A common criticism of the DMCA is that is bans noninfringing uses, such as where access to public domain content (not protected under the Copyright Act) within a larger copyrighted work is controlled by a TPM. In this case, breaking the lock to access the public domain work would violate § 1201. There are exceptions to the DMCA, but critics argue that they are narrow, do not lend themselves to a case-by-case analysis, and have potential to quell First Amendment rights.
However, 17 U.S.C. § 1201(a)(1)(C) grants the Librarian of Congress the authority to hold a triennial proceeding to rule on specific uses of copyrighted works that will be considered fair. In 2010, the Librarian of Congress approved a new exemption for: “Computer programs that enable wireless telephone handsets to execute software applications, where circumvention is accomplished for the sole purpose of enabling interoperability of such applications, when they have been lawfully obtained, with computer programs on the telephone handset.” This may indicate a spirit of wanting to provide a safe harbor, so to speak, allowing circumvention for interoperability of personal electronic devices that may logically extend to video game consoles in the future.

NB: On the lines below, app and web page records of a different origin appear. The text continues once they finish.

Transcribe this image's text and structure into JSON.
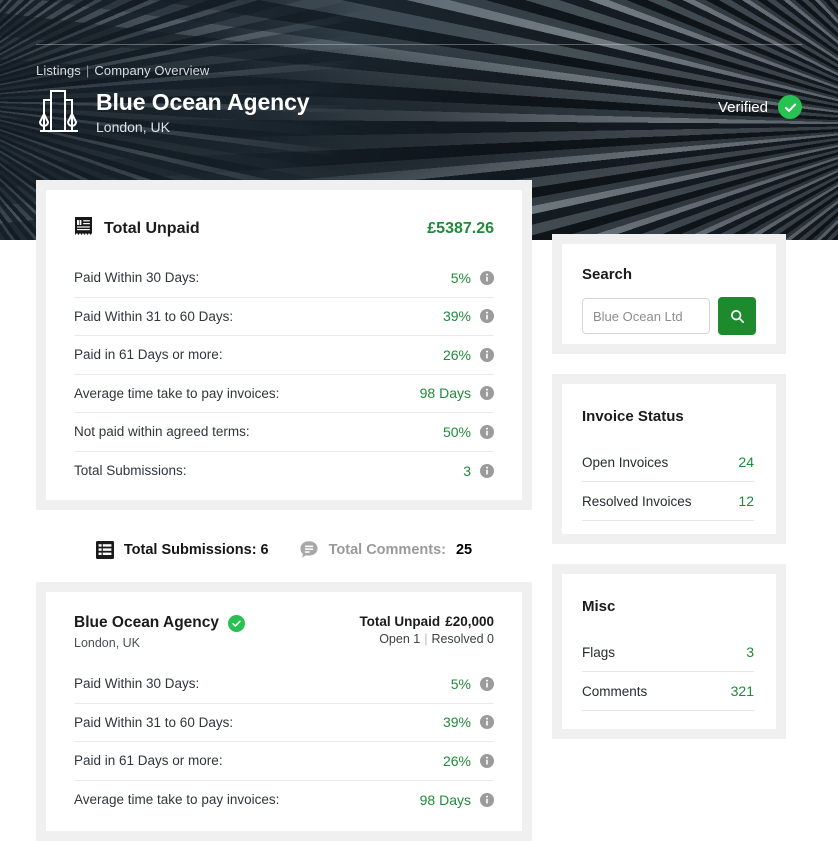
{
  "hero": {
    "breadcrumb": {
      "root": "Listings",
      "separator": "|",
      "current": "Company Overview"
    },
    "company_name": "Blue Ocean Agency",
    "company_location": "London, UK",
    "verified_label": "Verified",
    "logo_icon": "building-icon",
    "verified_icon": "check-circle-icon"
  },
  "summary_card": {
    "icon": "receipt-icon",
    "title": "Total Unpaid",
    "amount": "£5387.26",
    "metrics": [
      {
        "label": "Paid Within 30 Days:",
        "value": "5%",
        "info_icon": "info-icon"
      },
      {
        "label": "Paid Within 31 to 60 Days:",
        "value": "39%",
        "info_icon": "info-icon"
      },
      {
        "label": "Paid in 61 Days or more:",
        "value": "26%",
        "info_icon": "info-icon"
      },
      {
        "label": "Average time take to pay invoices:",
        "value": "98 Days",
        "info_icon": "info-icon"
      },
      {
        "label": "Not paid within agreed terms:",
        "value": "50%",
        "info_icon": "info-icon"
      },
      {
        "label": "Total Submissions:",
        "value": "3",
        "info_icon": "info-icon"
      }
    ]
  },
  "totals_strip": {
    "submissions_icon": "list-icon",
    "submissions_label": "Total Submissions: 6",
    "comments_icon": "comment-icon",
    "comments_label": "Total Comments:",
    "comments_count": "25"
  },
  "submission_card": {
    "name": "Blue Ocean Agency",
    "verified_icon": "check-circle-icon",
    "location": "London, UK",
    "unpaid_label": "Total Unpaid",
    "unpaid_amount": "£20,000",
    "open_label": "Open 1",
    "counts_separator": "|",
    "resolved_label": "Resolved 0",
    "metrics": [
      {
        "label": "Paid Within 30 Days:",
        "value": "5%",
        "info_icon": "info-icon"
      },
      {
        "label": "Paid Within 31 to 60 Days:",
        "value": "39%",
        "info_icon": "info-icon"
      },
      {
        "label": "Paid in 61 Days or more:",
        "value": "26%",
        "info_icon": "info-icon"
      },
      {
        "label": "Average time take to pay invoices:",
        "value": "98 Days",
        "info_icon": "info-icon"
      }
    ]
  },
  "sidebar": {
    "search": {
      "title": "Search",
      "placeholder": "Blue Ocean Ltd",
      "value": "",
      "button_icon": "search-icon"
    },
    "invoice_status": {
      "title": "Invoice Status",
      "rows": [
        {
          "label": "Open Invoices",
          "value": "24"
        },
        {
          "label": "Resolved Invoices",
          "value": "12"
        }
      ]
    },
    "misc": {
      "title": "Misc",
      "rows": [
        {
          "label": "Flags",
          "value": "3"
        },
        {
          "label": "Comments",
          "value": "321"
        }
      ]
    }
  },
  "colors": {
    "green_accent": "#1f8b3a",
    "green_button": "#1d8a2e",
    "verified_green": "#27c252",
    "hero_blue": "#2b3e4d",
    "card_frame": "#f0f0f0"
  }
}
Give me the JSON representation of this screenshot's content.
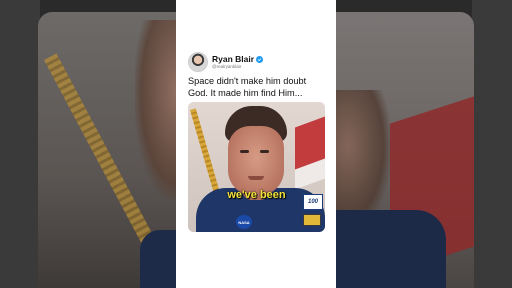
{
  "post": {
    "author_name": "Ryan Blair",
    "author_handle": "@realryanblair",
    "text": "Space didn't make him doubt God. It made him find Him...",
    "caption": "we've been"
  },
  "photo": {
    "nasa_label": "NASA",
    "patch_label": "100"
  },
  "colors": {
    "verified": "#1d9bf0",
    "caption": "#f4e33a",
    "card": "#ffffff"
  }
}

The outcome of the Hotz case may turn on the procedural question of jurisdiction. Judge Illston delayed ruling this case in January 2011, not on the merits of the federal claims, but on a California district court’s jurisdiction over the defendant. Hotz published his keys on Twitter and YouTube and received payment via PayPal—all three headquartered in California—but did the hacking in New Jersey. On January 27, before deciding the jurisdictional question, the court granted Sony a temporary restraining order (PDF) that ordered Hotz to remove information about the hack from his website and gave him 10 days to turn over his computer equipment to Sony. The judge relied on the concept of “personal direction,” as discussed in Schwarzenegger v. Fred Martin Motor Co., in holding that California can hear the case. Hotz had argued that he directed no harm at California since the PS3 is not made by plaintiff Sony Computer Entertainment of America, but rather Sony, a Japanese company not based in California. Hotz’s attorney announced that he will ask the court to reconsider the ruling, mentioning that court’s order is overkill and compliance is impracticable, if not impossible, since the information in question has spread all over the Internet. On February 10, Judge Illston held a hearing on the issue of the search warrants. Although she upheld the demand that Hotz turn over his entire hard drives to Sony instead of merely providing the data in question, she removed the request that he “retrieve” the information from other users online. A hearing to decide the jurisdictional question is set for April.
Additionally, suspecting that Hotz had not produced all of the information requested, Sony filed a motion on February 4 for further discovery. It included subpoenas for information (PDF) from Hotz’s web host, Google, Twitter, PayPal, and YouTube. The information requested included server logs, identifying information of users who viewed and commented on a YouTube video demonstrating the jailbreaking process, and all tweets and messages of several Twitter users suspected to be members of the fail0verflow team with Hotz. Hotz’s attorney called the requests overbroad. On March 3, U.S. Magistrate Joseph Spero held that Sony could seek the IP address of every visitor an internet site containing information about the PS3 hack from January 2009 to that date, along with the desired Google, YouTube and Twitter data. According to David Kravetz at Wired’s Threat Level, Sony hopes to use the evidence to prove that Hotz distributed information about the hack, and to support its venue argument by proving that many of the downloaders were located in Northern California.